The Green New Deal appropriations bills would provide for handling all of the major problems accumulated by the United States during the nearly 40 years of dominance of the neoliberal paradigm. The Congress will then be faced with the further task of enacting tax legislation necessary to finish creating a full employment budget implementing both price stability and deficit spending for public purpose targets.
Its tax measures would be designed to achieve price stability and greater economic inequality, and other public purpose goals. They would incorporate automatic stabilizers increasing or lowering tax rates in various areas in response to signals based on indicators of what is happening in the economy in those areas.
Would the Fed rebel against all this and try to fight against this expansionary fiscal policy favored by the President and Congress? Here’s what Stephanie Kelton and Randy Wray think about the Fed responding with attempts to stop or slow the expansion:

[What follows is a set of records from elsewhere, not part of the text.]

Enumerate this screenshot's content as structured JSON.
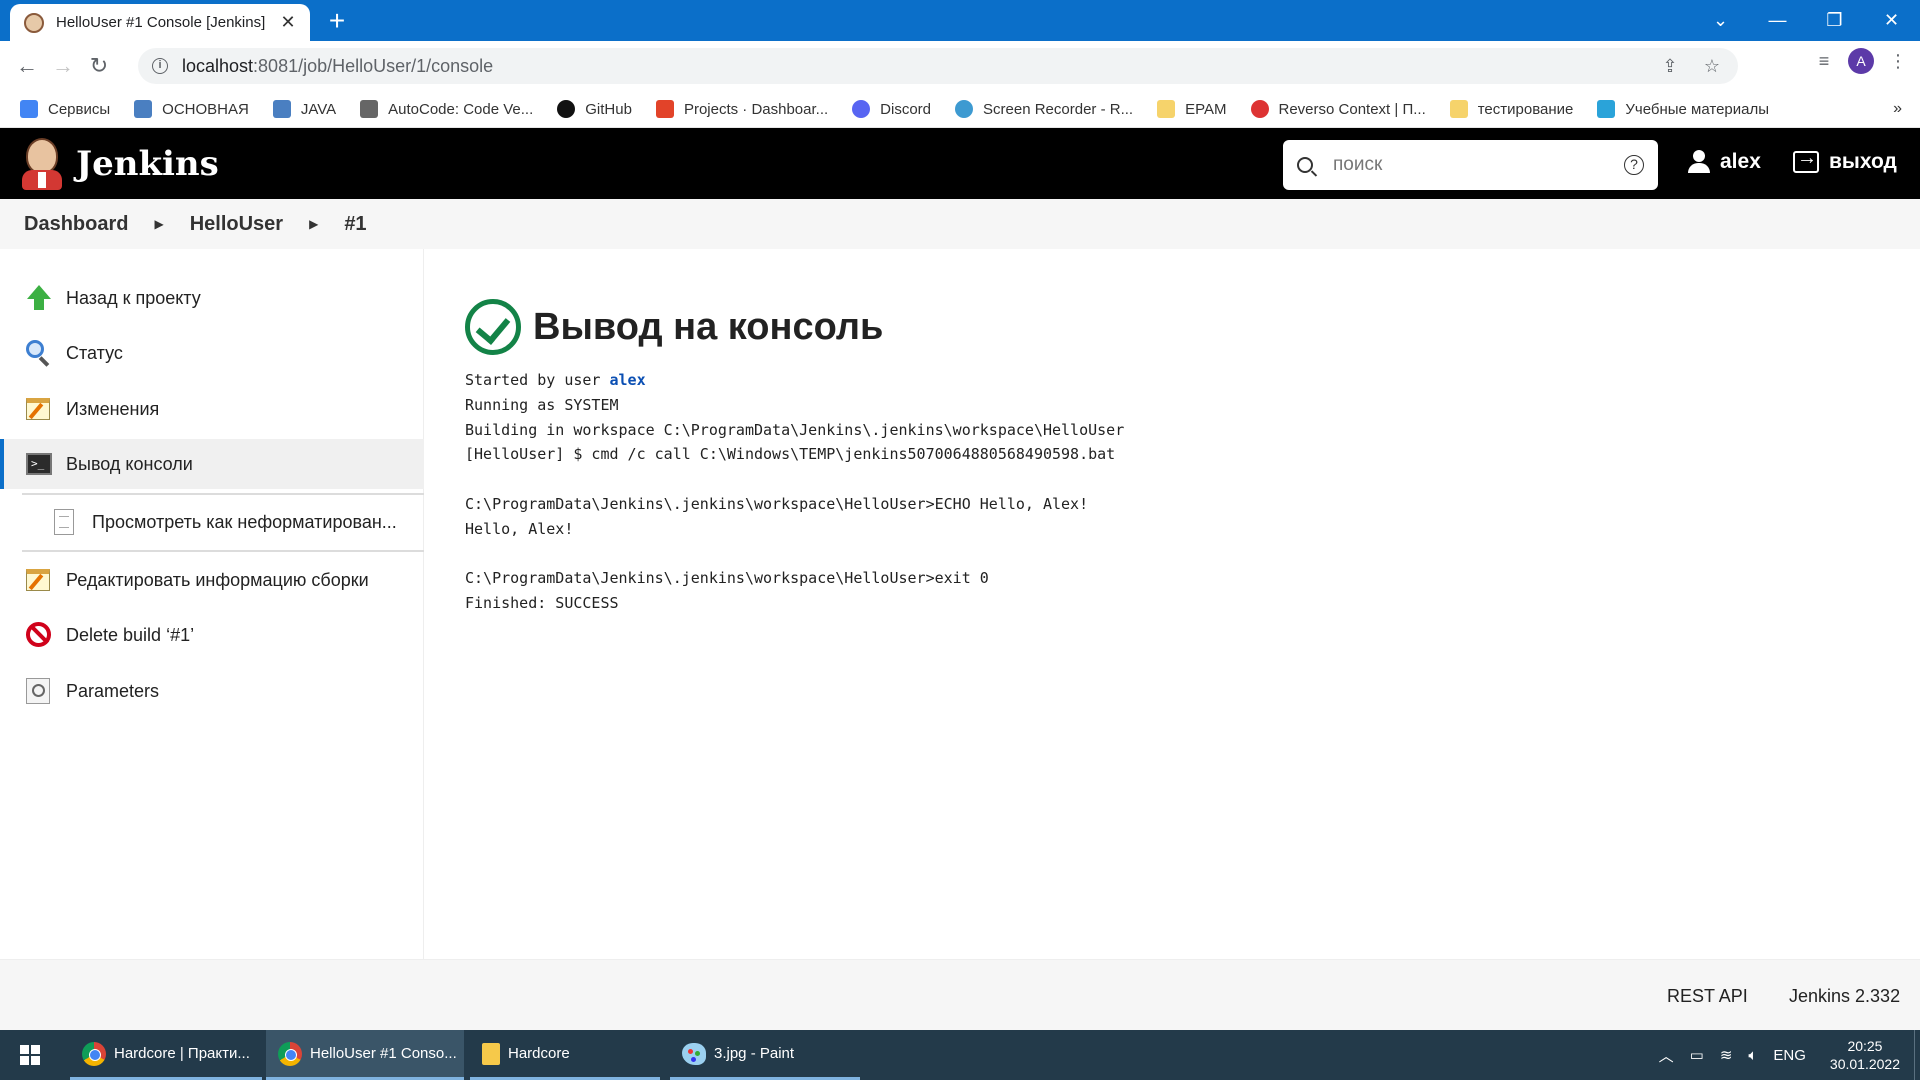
{
  "browser": {
    "tab_title": "HelloUser #1 Console [Jenkins]",
    "new_tab": "+",
    "url_host": "localhost",
    "url_rest": ":8081/job/HelloUser/1/console",
    "profile_initial": "A",
    "win": {
      "chevron": "⌄",
      "minimize": "—",
      "restore": "❐",
      "close": "✕"
    }
  },
  "bookmarks": [
    {
      "label": "Сервисы",
      "icon": "apps-grid-icon",
      "color": "#4285f4"
    },
    {
      "label": "ОСНОВНАЯ",
      "icon": "book-icon",
      "color": "#4a7fc1"
    },
    {
      "label": "JAVA",
      "icon": "book-icon",
      "color": "#4a7fc1"
    },
    {
      "label": "AutoCode: Code Ve...",
      "icon": "autocode-icon",
      "color": "#666666"
    },
    {
      "label": "GitHub",
      "icon": "github-icon",
      "color": "#111111"
    },
    {
      "label": "Projects · Dashboar...",
      "icon": "gitlab-icon",
      "color": "#e24329"
    },
    {
      "label": "Discord",
      "icon": "discord-icon",
      "color": "#5865f2"
    },
    {
      "label": "Screen Recorder - R...",
      "icon": "recorder-icon",
      "color": "#3d9ad1"
    },
    {
      "label": "EPAM",
      "icon": "folder-icon",
      "color": "#f6d36b"
    },
    {
      "label": "Reverso Context | П...",
      "icon": "reverso-icon",
      "color": "#d33"
    },
    {
      "label": "тестирование",
      "icon": "folder-icon",
      "color": "#f6d36b"
    },
    {
      "label": "Учебные материалы",
      "icon": "edu-icon",
      "color": "#2aa3d9"
    }
  ],
  "bookmarks_more": "»",
  "jenkins": {
    "logo_text": "Jenkins",
    "search_placeholder": "поиск",
    "help": "?",
    "user": "alex",
    "logout": "выход"
  },
  "breadcrumb": [
    "Dashboard",
    "HelloUser",
    "#1"
  ],
  "tasks": {
    "back": "Назад к проекту",
    "status": "Статус",
    "changes": "Изменения",
    "console": "Вывод консоли",
    "plain": "Просмотреть как неформатирован...",
    "edit": "Редактировать информацию сборки",
    "delete": "Delete build ‘#1’",
    "params": "Parameters"
  },
  "main": {
    "title": "Вывод на консоль",
    "console": {
      "started_prefix": "Started by user ",
      "started_user": "alex",
      "rest": "Running as SYSTEM\nBuilding in workspace C:\\ProgramData\\Jenkins\\.jenkins\\workspace\\HelloUser\n[HelloUser] $ cmd /c call C:\\Windows\\TEMP\\jenkins5070064880568490598.bat\n\nC:\\ProgramData\\Jenkins\\.jenkins\\workspace\\HelloUser>ECHO Hello, Alex!\nHello, Alex!\n\nC:\\ProgramData\\Jenkins\\.jenkins\\workspace\\HelloUser>exit 0\nFinished: SUCCESS"
    }
  },
  "footer": {
    "rest_api": "REST API",
    "version": "Jenkins 2.332"
  },
  "taskbar": {
    "apps": [
      {
        "label": "Hardcore | Практи...",
        "icon": "chrome-icon"
      },
      {
        "label": "HelloUser #1 Conso...",
        "icon": "chrome-icon"
      },
      {
        "label": "Hardcore",
        "icon": "folder-icon"
      },
      {
        "label": "3.jpg - Paint",
        "icon": "paint-icon"
      }
    ],
    "lang": "ENG",
    "time": "20:25",
    "date": "30.01.2022"
  }
}
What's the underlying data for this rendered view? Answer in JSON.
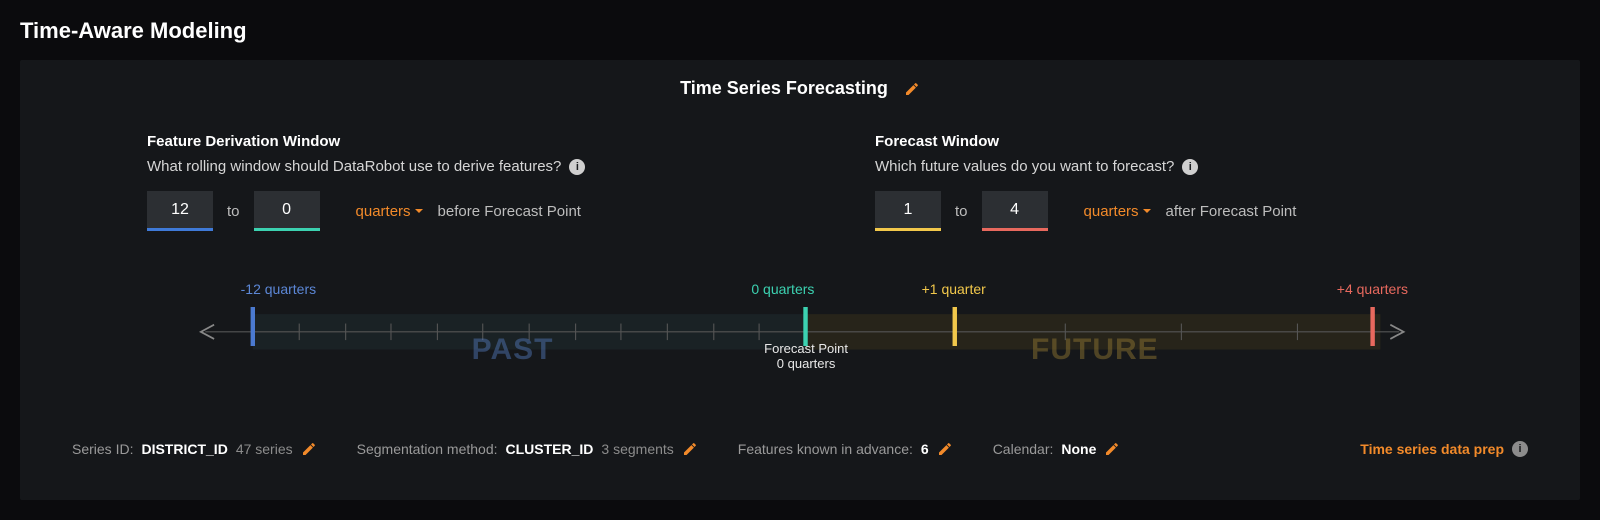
{
  "page": {
    "title": "Time-Aware Modeling",
    "section_title": "Time Series Forecasting"
  },
  "fdw": {
    "heading": "Feature Derivation Window",
    "question": "What rolling window should DataRobot use to derive features?",
    "from": "12",
    "to": "0",
    "join": "to",
    "unit": "quarters",
    "suffix": "before Forecast Point"
  },
  "fw": {
    "heading": "Forecast Window",
    "question": "Which future values do you want to forecast?",
    "from": "1",
    "to": "4",
    "join": "to",
    "unit": "quarters",
    "suffix": "after Forecast Point"
  },
  "timeline": {
    "past_start": "-12 quarters",
    "past_end": "0 quarters",
    "future_start": "+1 quarter",
    "future_end": "+4 quarters",
    "forecast_point_label": "Forecast Point",
    "forecast_point_value": "0 quarters",
    "past_word": "PAST",
    "future_word": "FUTURE"
  },
  "footer": {
    "series_id_label": "Series ID:",
    "series_id_value": "DISTRICT_ID",
    "series_count": "47 series",
    "seg_label": "Segmentation method:",
    "seg_value": "CLUSTER_ID",
    "seg_count": "3 segments",
    "kia_label": "Features known in advance:",
    "kia_value": "6",
    "cal_label": "Calendar:",
    "cal_value": "None",
    "prep_link": "Time series data prep"
  }
}
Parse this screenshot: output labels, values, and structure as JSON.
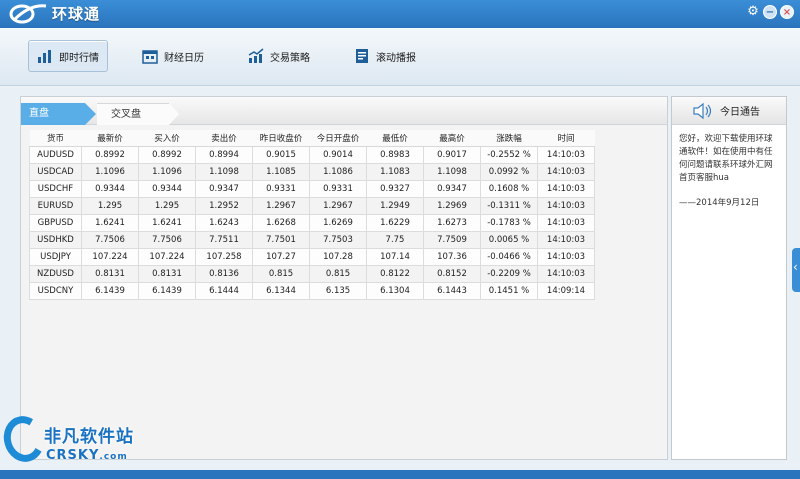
{
  "app": {
    "title": "环球通"
  },
  "window_controls": [
    "gear-icon",
    "minimize-icon",
    "close-icon"
  ],
  "colors": {
    "titlebar": "#2f80ca",
    "active_tab": "#5aaee8",
    "accent": "#1a72c2"
  },
  "toolbar": {
    "items": [
      {
        "label": "即时行情",
        "icon": "bar-chart-icon",
        "active": true
      },
      {
        "label": "财经日历",
        "icon": "calendar-icon",
        "active": false
      },
      {
        "label": "交易策略",
        "icon": "trend-chart-icon",
        "active": false
      },
      {
        "label": "滚动播报",
        "icon": "document-icon",
        "active": false
      }
    ]
  },
  "tabs": [
    {
      "label": "直盘"
    },
    {
      "label": "交叉盘"
    }
  ],
  "table": {
    "headers": [
      "货币",
      "最新价",
      "买入价",
      "卖出价",
      "昨日收盘价",
      "今日开盘价",
      "最低价",
      "最高价",
      "涨跌幅",
      "时间"
    ],
    "rows": [
      [
        "AUDUSD",
        "0.8992",
        "0.8992",
        "0.8994",
        "0.9015",
        "0.9014",
        "0.8983",
        "0.9017",
        "-0.2552 %",
        "14:10:03"
      ],
      [
        "USDCAD",
        "1.1096",
        "1.1096",
        "1.1098",
        "1.1085",
        "1.1086",
        "1.1083",
        "1.1098",
        "0.0992 %",
        "14:10:03"
      ],
      [
        "USDCHF",
        "0.9344",
        "0.9344",
        "0.9347",
        "0.9331",
        "0.9331",
        "0.9327",
        "0.9347",
        "0.1608 %",
        "14:10:03"
      ],
      [
        "EURUSD",
        "1.295",
        "1.295",
        "1.2952",
        "1.2967",
        "1.2967",
        "1.2949",
        "1.2969",
        "-0.1311 %",
        "14:10:03"
      ],
      [
        "GBPUSD",
        "1.6241",
        "1.6241",
        "1.6243",
        "1.6268",
        "1.6269",
        "1.6229",
        "1.6273",
        "-0.1783 %",
        "14:10:03"
      ],
      [
        "USDHKD",
        "7.7506",
        "7.7506",
        "7.7511",
        "7.7501",
        "7.7503",
        "7.75",
        "7.7509",
        "0.0065 %",
        "14:10:03"
      ],
      [
        "USDJPY",
        "107.224",
        "107.224",
        "107.258",
        "107.27",
        "107.28",
        "107.14",
        "107.36",
        "-0.0466 %",
        "14:10:03"
      ],
      [
        "NZDUSD",
        "0.8131",
        "0.8131",
        "0.8136",
        "0.815",
        "0.815",
        "0.8122",
        "0.8152",
        "-0.2209 %",
        "14:10:03"
      ],
      [
        "USDCNY",
        "6.1439",
        "6.1439",
        "6.1444",
        "6.1344",
        "6.135",
        "6.1304",
        "6.1443",
        "0.1451 %",
        "14:09:14"
      ]
    ]
  },
  "notice": {
    "title": "今日通告",
    "message": "您好，欢迎下载使用环球通软件！如在使用中有任何问题请联系环球外汇网首页客服hua",
    "signature": "——2014年9月12日"
  },
  "watermark": {
    "cn": "非凡软件站",
    "en": "CRSKY",
    "suffix": ".com"
  }
}
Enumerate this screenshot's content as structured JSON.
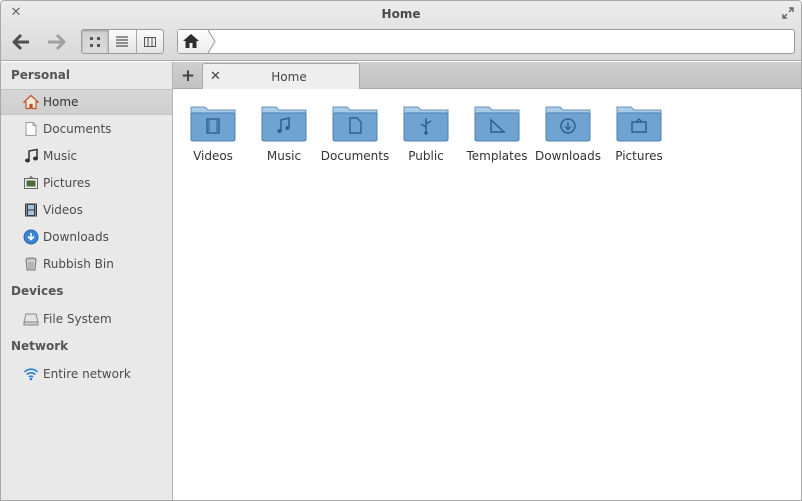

Yes, the Fed could decide to hike rates to fight against expansionary fiscal policy. But it would not do so in order to teach Congress a lesson. The Fed has a dual-mandate, and it will not raise rates sharply in the absence of credible evidence that inflation is poised to accelerate. All the money-financed deficit spending in the world won’t provoke the Fed if inflation is subdued. And the explicit goal of Functional Finance/MMT is to allow the budget deficit to fluctuate, as needed, to maintain full employment and price stability. Why would the Fed fight its own dual mandate? Far better to sit back and take credit.
The Fed’s role and structure may or may not be changed by a Green New Deal Congress. There will be proposed legislation to diversify the Board of Governors to include representatives from sectors beyond the financial. There will be proposed legislation to re-organize the Fed by placing it directly within the Treasury Department. There will almost certainly be legislation passed to audit the Fed annually. And there could be an economist from the MMT community appointed to Chair the Fed.
In short, the legislative atmosphere will be hostile to the idea of Fed “independence”, and the view that its role in the economy has been merely technical, rather than overly and overtly supportive of Wall Street interests at the expense of public purpose. In this atmosphere I expect the Fed to be accommodative and to accept the direction of fiscal policy coming from the Congress and the Executive, as it did during the New Deal period and World War II.
If however, the Fed failed to be accommodative and collaborative, and adopted policies that ran counter to the general trend of the Government toward fiscal expansion, then I expect that Congress would move to restrict Fed independence quickly, and perhaps radically, since there is no public support for the independence of the Fed outside of Wall Street, institutions dominated by globalizing elites, and economics departments and business schools within academia. And, if the Fed continued to resist even after Congress made clear it opposed such interference then, the Fed might soon find that the conceptual consolidation of the Fed and the Treasury MMTers employ to simplify analysis of the realities of public finance in monetarily sovereign nations had become an actual institutional consolidation under the supervision of the Secretary of the Treasury.
End of Part III